WORK TASK - The entries are to be repeated verbatim, with nothing left out.

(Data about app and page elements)
--------

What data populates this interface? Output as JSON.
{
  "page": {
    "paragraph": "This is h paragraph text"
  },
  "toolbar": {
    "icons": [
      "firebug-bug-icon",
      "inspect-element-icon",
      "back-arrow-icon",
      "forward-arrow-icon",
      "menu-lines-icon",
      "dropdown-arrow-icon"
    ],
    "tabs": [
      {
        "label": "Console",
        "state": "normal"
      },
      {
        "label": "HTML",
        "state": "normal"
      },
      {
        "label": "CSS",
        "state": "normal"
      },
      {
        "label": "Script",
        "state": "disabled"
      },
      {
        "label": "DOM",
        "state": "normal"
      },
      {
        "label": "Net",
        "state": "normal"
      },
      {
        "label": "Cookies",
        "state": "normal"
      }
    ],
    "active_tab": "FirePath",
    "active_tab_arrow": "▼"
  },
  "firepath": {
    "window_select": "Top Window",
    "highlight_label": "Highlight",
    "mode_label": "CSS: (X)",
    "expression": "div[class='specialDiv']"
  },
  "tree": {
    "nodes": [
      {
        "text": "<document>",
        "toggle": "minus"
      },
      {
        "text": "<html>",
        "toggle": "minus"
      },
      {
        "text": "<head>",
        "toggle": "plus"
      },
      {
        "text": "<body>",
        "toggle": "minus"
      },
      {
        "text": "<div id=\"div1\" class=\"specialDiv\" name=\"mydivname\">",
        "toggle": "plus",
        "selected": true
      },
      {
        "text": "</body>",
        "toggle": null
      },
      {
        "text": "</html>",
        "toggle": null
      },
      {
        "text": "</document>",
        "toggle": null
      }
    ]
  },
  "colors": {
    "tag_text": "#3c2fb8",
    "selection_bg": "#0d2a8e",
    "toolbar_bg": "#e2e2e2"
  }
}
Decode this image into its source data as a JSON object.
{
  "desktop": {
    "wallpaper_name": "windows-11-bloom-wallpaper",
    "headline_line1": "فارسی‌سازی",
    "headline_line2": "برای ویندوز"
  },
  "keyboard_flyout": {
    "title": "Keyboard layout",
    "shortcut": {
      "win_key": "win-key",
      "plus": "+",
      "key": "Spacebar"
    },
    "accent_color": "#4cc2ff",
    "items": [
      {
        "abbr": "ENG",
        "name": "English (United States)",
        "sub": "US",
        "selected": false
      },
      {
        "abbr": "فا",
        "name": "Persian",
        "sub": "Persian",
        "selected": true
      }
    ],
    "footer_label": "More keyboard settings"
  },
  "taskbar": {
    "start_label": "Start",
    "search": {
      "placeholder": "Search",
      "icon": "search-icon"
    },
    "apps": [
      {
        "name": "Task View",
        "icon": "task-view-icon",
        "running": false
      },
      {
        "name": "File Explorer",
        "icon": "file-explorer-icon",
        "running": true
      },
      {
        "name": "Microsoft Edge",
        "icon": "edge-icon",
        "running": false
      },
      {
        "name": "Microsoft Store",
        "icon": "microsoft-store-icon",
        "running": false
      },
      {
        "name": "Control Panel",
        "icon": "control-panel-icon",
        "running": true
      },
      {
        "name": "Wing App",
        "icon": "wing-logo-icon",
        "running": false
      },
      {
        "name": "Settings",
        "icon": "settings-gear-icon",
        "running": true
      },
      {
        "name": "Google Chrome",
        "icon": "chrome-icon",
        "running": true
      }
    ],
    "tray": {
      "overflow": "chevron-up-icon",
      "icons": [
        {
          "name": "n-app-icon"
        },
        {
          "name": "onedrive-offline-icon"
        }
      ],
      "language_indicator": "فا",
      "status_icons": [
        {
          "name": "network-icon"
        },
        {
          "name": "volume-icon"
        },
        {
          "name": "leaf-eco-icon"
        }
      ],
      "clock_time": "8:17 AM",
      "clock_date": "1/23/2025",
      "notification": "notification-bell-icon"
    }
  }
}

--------

ANSWER SECTION -
What data populates this interface? Output as JSON.
{
  "page": {
    "paragraph": "This is h paragraph text"
  },
  "toolbar": {
    "icons": [
      "firebug-bug-icon",
      "inspect-element-icon",
      "back-arrow-icon",
      "forward-arrow-icon",
      "menu-lines-icon",
      "dropdown-arrow-icon"
    ],
    "tabs": [
      {
        "label": "Console",
        "state": "normal"
      },
      {
        "label": "HTML",
        "state": "normal"
      },
      {
        "label": "CSS",
        "state": "normal"
      },
      {
        "label": "Script",
        "state": "disabled"
      },
      {
        "label": "DOM",
        "state": "normal"
      },
      {
        "label": "Net",
        "state": "normal"
      },
      {
        "label": "Cookies",
        "state": "normal"
      }
    ],
    "active_tab": "FirePath",
    "active_tab_arrow": "▼"
  },
  "firepath": {
    "window_select": "Top Window",
    "highlight_label": "Highlight",
    "mode_label": "CSS: (X)",
    "expression": "div[class='specialDiv']"
  },
  "tree": {
    "nodes": [
      {
        "text": "<document>",
        "toggle": "minus"
      },
      {
        "text": "<html>",
        "toggle": "minus"
      },
      {
        "text": "<head>",
        "toggle": "plus"
      },
      {
        "text": "<body>",
        "toggle": "minus"
      },
      {
        "text": "<div id=\"div1\" class=\"specialDiv\" name=\"mydivname\">",
        "toggle": "plus",
        "selected": true
      },
      {
        "text": "</body>",
        "toggle": null
      },
      {
        "text": "</html>",
        "toggle": null
      },
      {
        "text": "</document>",
        "toggle": null
      }
    ]
  },
  "colors": {
    "tag_text": "#3c2fb8",
    "selection_bg": "#0d2a8e",
    "toolbar_bg": "#e2e2e2"
  }
}
Decode this image into its source data as a JSON object.
{
  "desktop": {
    "wallpaper_name": "windows-11-bloom-wallpaper",
    "headline_line1": "فارسی‌سازی",
    "headline_line2": "برای ویندوز"
  },
  "keyboard_flyout": {
    "title": "Keyboard layout",
    "shortcut": {
      "win_key": "win-key",
      "plus": "+",
      "key": "Spacebar"
    },
    "accent_color": "#4cc2ff",
    "items": [
      {
        "abbr": "ENG",
        "name": "English (United States)",
        "sub": "US",
        "selected": false
      },
      {
        "abbr": "فا",
        "name": "Persian",
        "sub": "Persian",
        "selected": true
      }
    ],
    "footer_label": "More keyboard settings"
  },
  "taskbar": {
    "start_label": "Start",
    "search": {
      "placeholder": "Search",
      "icon": "search-icon"
    },
    "apps": [
      {
        "name": "Task View",
        "icon": "task-view-icon",
        "running": false
      },
      {
        "name": "File Explorer",
        "icon": "file-explorer-icon",
        "running": true
      },
      {
        "name": "Microsoft Edge",
        "icon": "edge-icon",
        "running": false
      },
      {
        "name": "Microsoft Store",
        "icon": "microsoft-store-icon",
        "running": false
      },
      {
        "name": "Control Panel",
        "icon": "control-panel-icon",
        "running": true
      },
      {
        "name": "Wing App",
        "icon": "wing-logo-icon",
        "running": false
      },
      {
        "name": "Settings",
        "icon": "settings-gear-icon",
        "running": true
      },
      {
        "name": "Google Chrome",
        "icon": "chrome-icon",
        "running": true
      }
    ],
    "tray": {
      "overflow": "chevron-up-icon",
      "icons": [
        {
          "name": "n-app-icon"
        },
        {
          "name": "onedrive-offline-icon"
        }
      ],
      "language_indicator": "فا",
      "status_icons": [
        {
          "name": "network-icon"
        },
        {
          "name": "volume-icon"
        },
        {
          "name": "leaf-eco-icon"
        }
      ],
      "clock_time": "8:17 AM",
      "clock_date": "1/23/2025",
      "notification": "notification-bell-icon"
    }
  }
}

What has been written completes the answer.